Unveiling sea ancient giant: 11-year-old's fossil discovery surprises experts Unveiling sea ancient giant: 11-year-old's fossil discovery surprises experts

   Summary
  • The danger level of sea routes can vary due to factors like weather conditions, currents, navigational hazards, piracy, and other environmental factors.

  • Each sea route presents a unique set of challenges, from the fierce winds and waves of the Drake Passage to the geopolitical tensions in the South China Sea.

  • Efforts to mitigate dangers include international initiatives against piracy, but persistent threats, as seen in the Gulf of Aden, highlight ongoing challenges.


The Drake Passage

Connecting the Atlantic and Pacific Oceans, the Drake Passage, located between South America's Cape Horn and the South Shetland Islands of Antarctica, is renowned for its tumultuous and unpredictable maritime conditions. Named after the famed explorer Sir Francis Drake, this narrow waterway is known for its fierce winds, towering waves, and challenging sea currents. 

The combination of strong westerly winds, referred to as the "Roaring Forties," and the converging Antarctic Circumpolar Current makes the Drake Passage one of the most challenging and hazardous sea routes on the planet. Ships traversing this passage must contend with extreme weather, making it a test of both navigational skill and the resilience of seafaring vessels.

The Gulf of Aden

Situated between the east coast of Africa and the southwest coast of the Arabian Peninsula, the Gulf of Aden is a crucial transit point for international maritime traffic. Despite its importance, the region has gained notoriety for being a hotspot of piracy, making it one of the most dangerous sea routes globally. Since the early 2000s, pirate groups off the coast of Somalia have posed a severe threat to ships in these waters.

In response to the growing piracy concerns, the international community has taken decisive actions. Many warships have been sent to the region, and significant financial resources, totaling billions of dollars, have been invested to counter and suppress Somali piracy. 

While these efforts contributed to a noticeable decrease in piracy incidents around 2012, the threat has not been completely eradicated. According to the latest report from the International Maritime Bureau (IMB), piracy remains a significant and persistent threat in the Gulf of Aden.
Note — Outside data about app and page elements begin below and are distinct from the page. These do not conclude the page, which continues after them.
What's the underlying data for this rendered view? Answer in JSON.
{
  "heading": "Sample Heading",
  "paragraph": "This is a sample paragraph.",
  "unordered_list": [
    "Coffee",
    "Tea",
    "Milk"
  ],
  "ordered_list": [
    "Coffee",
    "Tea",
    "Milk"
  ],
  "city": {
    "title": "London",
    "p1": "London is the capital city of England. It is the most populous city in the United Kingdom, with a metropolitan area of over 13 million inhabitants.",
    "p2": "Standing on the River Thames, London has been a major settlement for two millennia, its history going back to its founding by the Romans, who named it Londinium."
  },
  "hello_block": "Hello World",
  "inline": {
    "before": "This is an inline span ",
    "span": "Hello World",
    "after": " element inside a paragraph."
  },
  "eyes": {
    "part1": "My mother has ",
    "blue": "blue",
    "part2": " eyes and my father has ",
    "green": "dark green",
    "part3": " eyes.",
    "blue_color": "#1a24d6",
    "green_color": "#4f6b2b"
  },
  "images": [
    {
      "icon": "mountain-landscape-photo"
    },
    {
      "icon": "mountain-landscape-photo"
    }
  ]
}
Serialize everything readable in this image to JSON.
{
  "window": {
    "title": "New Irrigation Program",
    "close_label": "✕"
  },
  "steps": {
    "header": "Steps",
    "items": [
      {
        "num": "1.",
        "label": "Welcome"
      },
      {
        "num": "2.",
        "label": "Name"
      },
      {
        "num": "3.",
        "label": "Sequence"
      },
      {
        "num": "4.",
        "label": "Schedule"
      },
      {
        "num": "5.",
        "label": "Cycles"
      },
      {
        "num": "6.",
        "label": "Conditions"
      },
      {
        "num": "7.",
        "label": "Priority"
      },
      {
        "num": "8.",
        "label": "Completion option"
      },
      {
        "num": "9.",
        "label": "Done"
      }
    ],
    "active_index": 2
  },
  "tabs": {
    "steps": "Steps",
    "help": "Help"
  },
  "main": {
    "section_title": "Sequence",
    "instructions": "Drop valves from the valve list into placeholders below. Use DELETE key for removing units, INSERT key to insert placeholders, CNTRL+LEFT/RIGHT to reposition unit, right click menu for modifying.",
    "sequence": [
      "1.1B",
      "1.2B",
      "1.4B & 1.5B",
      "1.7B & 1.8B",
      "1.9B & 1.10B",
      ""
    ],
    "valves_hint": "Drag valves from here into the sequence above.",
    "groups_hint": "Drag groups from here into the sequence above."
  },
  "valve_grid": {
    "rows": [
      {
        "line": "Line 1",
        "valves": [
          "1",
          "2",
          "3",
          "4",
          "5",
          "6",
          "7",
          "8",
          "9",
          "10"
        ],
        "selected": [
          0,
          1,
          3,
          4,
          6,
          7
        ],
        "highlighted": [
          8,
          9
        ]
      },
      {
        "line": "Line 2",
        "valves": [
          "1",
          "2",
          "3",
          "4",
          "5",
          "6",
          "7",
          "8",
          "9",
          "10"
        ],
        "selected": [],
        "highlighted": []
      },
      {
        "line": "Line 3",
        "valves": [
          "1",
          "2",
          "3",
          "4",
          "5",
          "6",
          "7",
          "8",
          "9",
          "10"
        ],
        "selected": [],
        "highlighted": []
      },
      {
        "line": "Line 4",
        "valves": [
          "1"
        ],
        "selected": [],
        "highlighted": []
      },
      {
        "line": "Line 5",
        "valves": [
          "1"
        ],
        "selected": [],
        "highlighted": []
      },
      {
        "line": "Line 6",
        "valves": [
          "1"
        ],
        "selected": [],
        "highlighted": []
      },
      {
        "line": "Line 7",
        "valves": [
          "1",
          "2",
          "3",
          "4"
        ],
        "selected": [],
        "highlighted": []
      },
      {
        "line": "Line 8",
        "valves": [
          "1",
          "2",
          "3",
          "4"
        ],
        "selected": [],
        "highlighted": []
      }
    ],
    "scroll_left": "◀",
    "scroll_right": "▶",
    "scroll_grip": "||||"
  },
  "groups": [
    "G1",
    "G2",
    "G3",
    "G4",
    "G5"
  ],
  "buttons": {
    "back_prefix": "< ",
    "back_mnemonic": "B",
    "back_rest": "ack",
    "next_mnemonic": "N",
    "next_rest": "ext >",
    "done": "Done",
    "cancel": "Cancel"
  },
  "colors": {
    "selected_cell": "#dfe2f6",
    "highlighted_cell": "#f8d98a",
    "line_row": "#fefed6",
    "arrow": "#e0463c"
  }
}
The Bering Sea

The 878,000 square kilometre Bering Sea between Alaska and Russia is one of the most dangerous sea routes for sailors. This sea area is significant for fisheries, shipping routes, and is home to diverse marine life.

However, the extreme cold, strong winds, and heavy ice make it one of the most demanding and hazardous seas for navigation. Mariners navigating the Bering Sea must contend with freezing temperatures, reduced visibility, and the constant threat of ice-related obstacles.

The Tasman Sea

Stretching between Australia and New Zealand, the Tasman Sea is a vast expanse of water known for its unpredictable and challenging sea conditions. Named after the Dutch explorer Abel Tasman, one of the notable characteristics of this sea is its susceptibility to rapidly changing weather conditions. 

In addition, the Tasman Sea is prone to the formation of strong low pressure systems that can bring heavy rainfall, strong winds and rough seas. These meteorological phenomena make the Tasman Sea a challenging route for ships of all sizes.

The South China Sea

The South China Sea, a strategic body of water bordered by China, Vietnam, the Philippines, and other Southeast Asian nations, presents a unique set of challenges for maritime navigation. Seafarers navigating through these contested waters must not only contend with natural obstacles like typhoons but also navigate through the intricate web of political tensions.

This hotly contested region is a focal point for regional disputes and geopolitical tensions. Seafarers navigating through these contested waters must not only contend with natural obstacles like typhoons but also navigate through the intricate web of political tensions.

The Labrador Sea 

Situated in the North Atlantic Ocean, the Labrador Sea is a body of water that borders the eastern coast of Canada and the southwestern coast of Greenland. Known for its extreme cold temperatures and challenging maritime conditions, the Labrador Sea is one of the lesser-known but equally demanding sea routes.

One of the primary challenges faced by vessels in the Labrador Sea is the presence of sea ice, especially during the winter months. The cold Labrador Current, flowing southward from the Arctic, brings frigid temperatures and causes the seawater to freeze, creating icebergs and sea ice fields. Navigating through these icy waters requires careful maneuvering, as the ice poses a significant hazard to ships. The Labrador Sea is also characterized by rapidly changing weather conditions. Intense storms, high winds, and heavy fog are common in this region, further complicating navigation.

The challenges encountered by mariners on the world's most perilous sea routes demand a blend of skill, resilience, and strategic planning. From navigating the icy waters of the Labrador Sea to facing the piracy threats in the Gulf of Aden, seafarers demonstrate courage in traversing these hazardous maritime paths. As the maritime community actively addresses these risks, it is essential for sailors to remain vigilant and adapt to the dynamic nature of these treacherous waters.